* _What the exercise asks_
An exact restatement of all the data is required, with the pictures left out.

* _Available data_
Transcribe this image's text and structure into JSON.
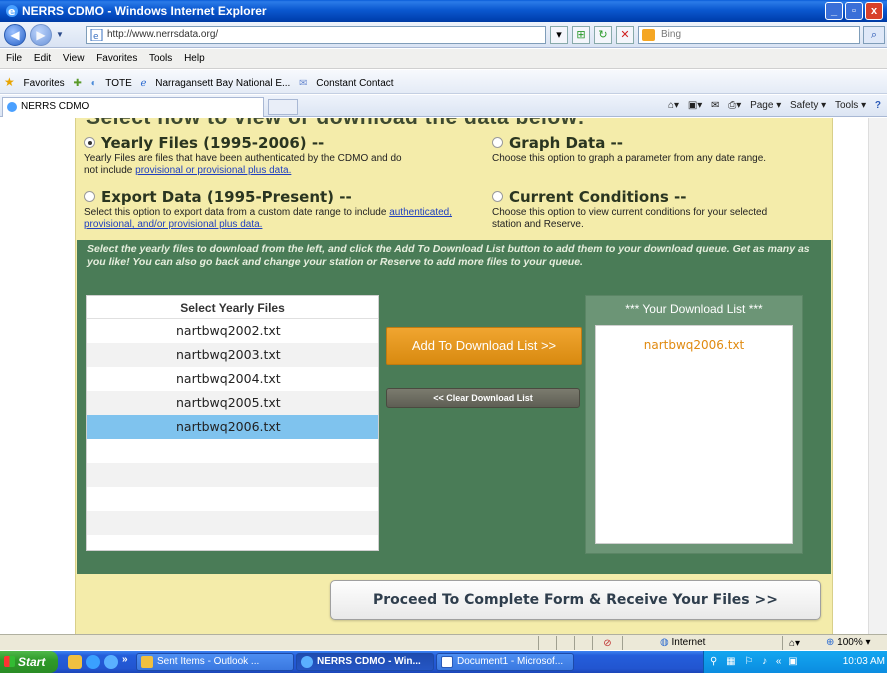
{
  "window": {
    "title": "NERRS CDMO - Windows Internet Explorer",
    "buttons": [
      "_",
      "▫",
      "x"
    ]
  },
  "address_bar": {
    "url": "http://www.nerrsdata.org/",
    "search_placeholder": "Bing"
  },
  "menu": {
    "items": [
      "File",
      "Edit",
      "View",
      "Favorites",
      "Tools",
      "Help"
    ]
  },
  "favorites_bar": {
    "label": "Favorites",
    "links": [
      "TOTE",
      "Narragansett Bay National E...",
      "Constant Contact"
    ]
  },
  "tab": {
    "label": "NERRS CDMO"
  },
  "command_bar": {
    "page": "Page ▾",
    "safety": "Safety ▾",
    "tools": "Tools ▾",
    "help": "?"
  },
  "page": {
    "heading_cut": "Select how to view or download the data below:",
    "options": {
      "yearly": {
        "title": "Yearly Files (1995-2006) --",
        "desc": "Yearly Files are files that have been authenticated by the CDMO and do not include ",
        "link": "provisional or provisional plus data.",
        "selected": true
      },
      "graph": {
        "title": "Graph Data --",
        "desc": "Choose this option to graph a parameter from any date range.",
        "selected": false
      },
      "export": {
        "title": "Export Data (1995-Present) --",
        "desc": "Select this option to export data from a custom date range to include ",
        "link": "authenticated, provisional, and/or provisional plus data.",
        "selected": false
      },
      "current": {
        "title": "Current Conditions --",
        "desc": "Choose this option to view current conditions for your selected station and Reserve.",
        "selected": false
      }
    },
    "instructions": "Select the yearly files to download from the left, and click the Add To Download List button to add them to your download queue. Get as many as you like! You can also go back and change your station or Reserve to add more files to your queue.",
    "yearly_list": {
      "header": "Select Yearly Files",
      "files": [
        "nartbwq2002.txt",
        "nartbwq2003.txt",
        "nartbwq2004.txt",
        "nartbwq2005.txt",
        "nartbwq2006.txt"
      ],
      "selected": "nartbwq2006.txt"
    },
    "add_button": "Add To Download List >>",
    "clear_button": "<< Clear Download List",
    "download_list": {
      "header": "*** Your  Download List ***",
      "items": [
        "nartbwq2006.txt"
      ]
    },
    "proceed_button": "Proceed To Complete Form & Receive Your Files >>"
  },
  "status_bar": {
    "zone": "Internet",
    "zoom": "100%"
  },
  "taskbar": {
    "start": "Start",
    "tasks": [
      "Sent Items - Outlook ...",
      "NERRS CDMO - Win...",
      "Document1 - Microsof..."
    ],
    "active_task": "NERRS CDMO - Win...",
    "clock": "10:03 AM"
  },
  "colors": {
    "cream": "#f4ecaa",
    "green_panel": "#4a7c57",
    "orange_button": "#e89820",
    "selected_row": "#7fc3ee",
    "download_item": "#e08a10"
  }
}
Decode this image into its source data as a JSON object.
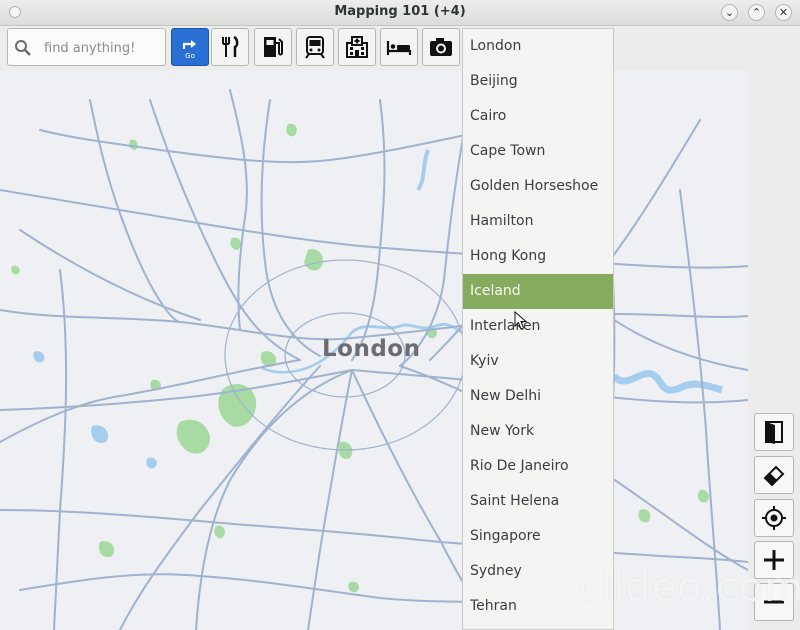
{
  "window": {
    "title": "Mapping 101 (+4)"
  },
  "search": {
    "placeholder": "find anything!",
    "value": ""
  },
  "toolbar": {
    "buttons": [
      {
        "name": "go-button",
        "icon": "go-arrow-icon",
        "label": "Go"
      },
      {
        "name": "restaurant-button",
        "icon": "fork-knife-icon"
      },
      {
        "name": "fuel-button",
        "icon": "fuel-pump-icon"
      },
      {
        "name": "transit-button",
        "icon": "train-icon"
      },
      {
        "name": "hospital-button",
        "icon": "hospital-icon"
      },
      {
        "name": "hotel-button",
        "icon": "bed-icon"
      },
      {
        "name": "attraction-button",
        "icon": "camera-icon"
      }
    ]
  },
  "map": {
    "place_label": "London"
  },
  "dropdown": {
    "selected": "Iceland",
    "items": [
      "London",
      "Beijing",
      "Cairo",
      "Cape Town",
      "Golden Horseshoe",
      "Hamilton",
      "Hong Kong",
      "Iceland",
      "Interlaken",
      "Kyiv",
      "New Delhi",
      "New York",
      "Rio De Janeiro",
      "Saint Helena",
      "Singapore",
      "Sydney",
      "Tehran"
    ]
  },
  "side_controls": [
    {
      "name": "exit-button",
      "icon": "door-icon"
    },
    {
      "name": "clear-button",
      "icon": "eraser-icon"
    },
    {
      "name": "locate-button",
      "icon": "crosshair-icon"
    },
    {
      "name": "zoom-in-button",
      "icon": "plus-icon"
    },
    {
      "name": "zoom-out-button",
      "icon": "minus-icon"
    }
  ],
  "watermark": "clideo.com",
  "colors": {
    "selection": "#86ab5f",
    "go_button": "#2a6fd4",
    "roads": "#9fb2d0",
    "parks": "#9fd79a",
    "water": "#9cc7ec"
  }
}
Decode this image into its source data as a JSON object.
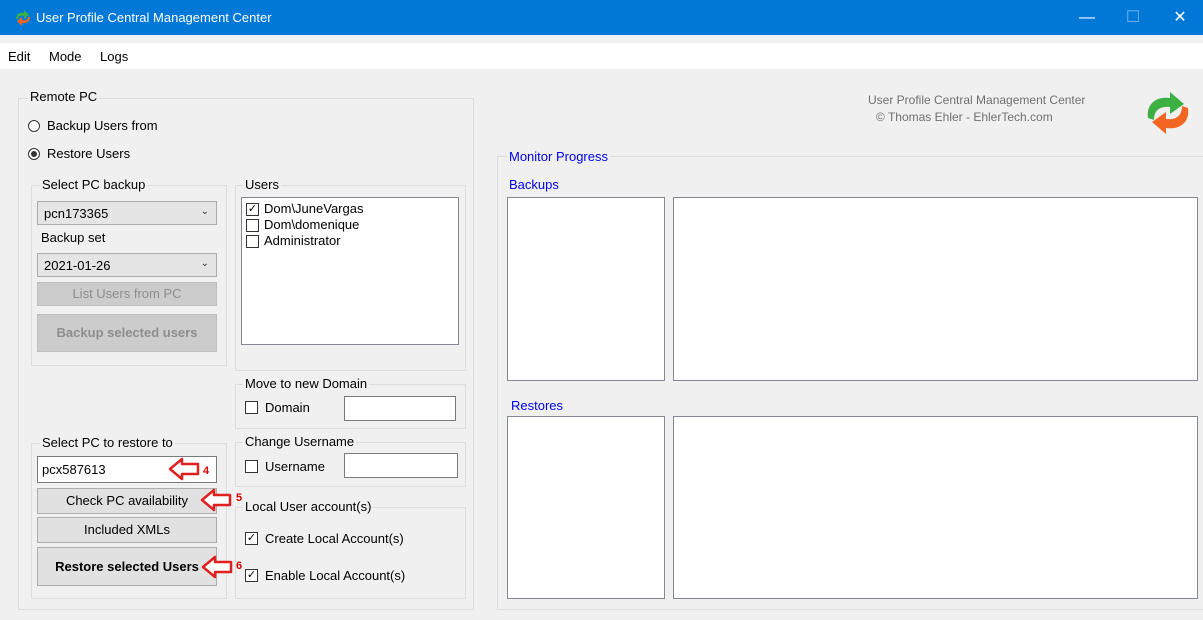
{
  "window": {
    "title": "User Profile Central Management Center",
    "minimize_glyph": "—",
    "maximize_glyph": "☐",
    "close_glyph": "✕",
    "accent_color": "#0078d7"
  },
  "menu": {
    "items": [
      "Edit",
      "Mode",
      "Logs"
    ]
  },
  "remote_pc": {
    "title": "Remote PC",
    "radio_backup": "Backup Users from",
    "radio_restore": "Restore Users",
    "selected": "Restore Users"
  },
  "select_backup": {
    "title": "Select PC backup",
    "pc_value": "pcn173365",
    "backup_set_label": "Backup set",
    "backup_set_value": "2021-01-26",
    "list_users_button": "List Users from PC",
    "backup_selected_button": "Backup selected users"
  },
  "users": {
    "title": "Users",
    "items": [
      {
        "label": "Dom\\JuneVargas",
        "checked": "✓"
      },
      {
        "label": "Dom\\domenique",
        "checked": ""
      },
      {
        "label": "Administrator",
        "checked": ""
      }
    ]
  },
  "move_domain": {
    "title": "Move to new Domain",
    "checkbox_label": "Domain",
    "value": ""
  },
  "change_username": {
    "title": "Change Username",
    "checkbox_label": "Username",
    "value": ""
  },
  "restore_target": {
    "title": "Select PC to restore to",
    "pc_value": "pcx587613",
    "check_button": "Check PC availability",
    "included_button": "Included XMLs",
    "restore_button": "Restore selected Users"
  },
  "local_account": {
    "title": "Local User account(s)",
    "create_label": "Create Local Account(s)",
    "create_checked": "✓",
    "enable_label": "Enable Local Account(s)",
    "enable_checked": "✓"
  },
  "branding": {
    "line1": "User Profile Central Management Center",
    "line2": "© Thomas Ehler - EhlerTech.com"
  },
  "monitor": {
    "title": "Monitor Progress",
    "backups_label": "Backups",
    "restores_label": "Restores"
  },
  "annotations": {
    "m4": "4",
    "m5": "5",
    "m6": "6",
    "arrow_color": "#e02020"
  }
}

* _Completed exercise_
Transcribe this image's text and structure into JSON.
{
  "window": {
    "title": "NERRS CDMO - Windows Internet Explorer",
    "buttons": [
      "_",
      "▫",
      "x"
    ]
  },
  "address_bar": {
    "url": "http://www.nerrsdata.org/",
    "search_placeholder": "Bing"
  },
  "menu": {
    "items": [
      "File",
      "Edit",
      "View",
      "Favorites",
      "Tools",
      "Help"
    ]
  },
  "favorites_bar": {
    "label": "Favorites",
    "links": [
      "TOTE",
      "Narragansett Bay National E...",
      "Constant Contact"
    ]
  },
  "tab": {
    "label": "NERRS CDMO"
  },
  "command_bar": {
    "page": "Page ▾",
    "safety": "Safety ▾",
    "tools": "Tools ▾",
    "help": "?"
  },
  "page": {
    "heading_cut": "Select how to view or download the data below:",
    "options": {
      "yearly": {
        "title": "Yearly Files (1995-2006) --",
        "desc": "Yearly Files are files that have been authenticated by the CDMO and do not include ",
        "link": "provisional or provisional plus data.",
        "selected": true
      },
      "graph": {
        "title": "Graph Data --",
        "desc": "Choose this option to graph a parameter from any date range.",
        "selected": false
      },
      "export": {
        "title": "Export Data (1995-Present) --",
        "desc": "Select this option to export data from a custom date range to include ",
        "link": "authenticated, provisional, and/or provisional plus data.",
        "selected": false
      },
      "current": {
        "title": "Current Conditions --",
        "desc": "Choose this option to view current conditions for your selected station and Reserve.",
        "selected": false
      }
    },
    "instructions": "Select the yearly files to download from the left, and click the Add To Download List button to add them to your download queue. Get as many as you like! You can also go back and change your station or Reserve to add more files to your queue.",
    "yearly_list": {
      "header": "Select Yearly Files",
      "files": [
        "nartbwq2002.txt",
        "nartbwq2003.txt",
        "nartbwq2004.txt",
        "nartbwq2005.txt",
        "nartbwq2006.txt"
      ],
      "selected": "nartbwq2006.txt"
    },
    "add_button": "Add To Download List >>",
    "clear_button": "<< Clear Download List",
    "download_list": {
      "header": "*** Your  Download List ***",
      "items": [
        "nartbwq2006.txt"
      ]
    },
    "proceed_button": "Proceed To Complete Form & Receive Your Files >>"
  },
  "status_bar": {
    "zone": "Internet",
    "zoom": "100%"
  },
  "taskbar": {
    "start": "Start",
    "tasks": [
      "Sent Items - Outlook ...",
      "NERRS CDMO - Win...",
      "Document1 - Microsof..."
    ],
    "active_task": "NERRS CDMO - Win...",
    "clock": "10:03 AM"
  },
  "colors": {
    "cream": "#f4ecaa",
    "green_panel": "#4a7c57",
    "orange_button": "#e89820",
    "selected_row": "#7fc3ee",
    "download_item": "#e08a10"
  }
}
Decode this image into its source data as a JSON object.
{
  "window": {
    "title": "Mapping 101 (+4)"
  },
  "search": {
    "placeholder": "find anything!",
    "value": ""
  },
  "toolbar": {
    "buttons": [
      {
        "name": "go-button",
        "icon": "go-arrow-icon",
        "label": "Go"
      },
      {
        "name": "restaurant-button",
        "icon": "fork-knife-icon"
      },
      {
        "name": "fuel-button",
        "icon": "fuel-pump-icon"
      },
      {
        "name": "transit-button",
        "icon": "train-icon"
      },
      {
        "name": "hospital-button",
        "icon": "hospital-icon"
      },
      {
        "name": "hotel-button",
        "icon": "bed-icon"
      },
      {
        "name": "attraction-button",
        "icon": "camera-icon"
      }
    ]
  },
  "map": {
    "place_label": "London"
  },
  "dropdown": {
    "selected": "Iceland",
    "items": [
      "London",
      "Beijing",
      "Cairo",
      "Cape Town",
      "Golden Horseshoe",
      "Hamilton",
      "Hong Kong",
      "Iceland",
      "Interlaken",
      "Kyiv",
      "New Delhi",
      "New York",
      "Rio De Janeiro",
      "Saint Helena",
      "Singapore",
      "Sydney",
      "Tehran"
    ]
  },
  "side_controls": [
    {
      "name": "exit-button",
      "icon": "door-icon"
    },
    {
      "name": "clear-button",
      "icon": "eraser-icon"
    },
    {
      "name": "locate-button",
      "icon": "crosshair-icon"
    },
    {
      "name": "zoom-in-button",
      "icon": "plus-icon"
    },
    {
      "name": "zoom-out-button",
      "icon": "minus-icon"
    }
  ],
  "watermark": "clideo.com",
  "colors": {
    "selection": "#86ab5f",
    "go_button": "#2a6fd4",
    "roads": "#9fb2d0",
    "parks": "#9fd79a",
    "water": "#9cc7ec"
  }
}
Decode this image into its source data as a JSON object.
{
  "window": {
    "title": "User Profile Central Management Center",
    "minimize_glyph": "—",
    "maximize_glyph": "☐",
    "close_glyph": "✕",
    "accent_color": "#0078d7"
  },
  "menu": {
    "items": [
      "Edit",
      "Mode",
      "Logs"
    ]
  },
  "remote_pc": {
    "title": "Remote PC",
    "radio_backup": "Backup Users from",
    "radio_restore": "Restore Users",
    "selected": "Restore Users"
  },
  "select_backup": {
    "title": "Select PC backup",
    "pc_value": "pcn173365",
    "backup_set_label": "Backup set",
    "backup_set_value": "2021-01-26",
    "list_users_button": "List Users from PC",
    "backup_selected_button": "Backup selected users"
  },
  "users": {
    "title": "Users",
    "items": [
      {
        "label": "Dom\\JuneVargas",
        "checked": "✓"
      },
      {
        "label": "Dom\\domenique",
        "checked": ""
      },
      {
        "label": "Administrator",
        "checked": ""
      }
    ]
  },
  "move_domain": {
    "title": "Move to new Domain",
    "checkbox_label": "Domain",
    "value": ""
  },
  "change_username": {
    "title": "Change Username",
    "checkbox_label": "Username",
    "value": ""
  },
  "restore_target": {
    "title": "Select PC to restore to",
    "pc_value": "pcx587613",
    "check_button": "Check PC availability",
    "included_button": "Included XMLs",
    "restore_button": "Restore selected Users"
  },
  "local_account": {
    "title": "Local User account(s)",
    "create_label": "Create Local Account(s)",
    "create_checked": "✓",
    "enable_label": "Enable Local Account(s)",
    "enable_checked": "✓"
  },
  "branding": {
    "line1": "User Profile Central Management Center",
    "line2": "© Thomas Ehler - EhlerTech.com"
  },
  "monitor": {
    "title": "Monitor Progress",
    "backups_label": "Backups",
    "restores_label": "Restores"
  },
  "annotations": {
    "m4": "4",
    "m5": "5",
    "m6": "6",
    "arrow_color": "#e02020"
  }
}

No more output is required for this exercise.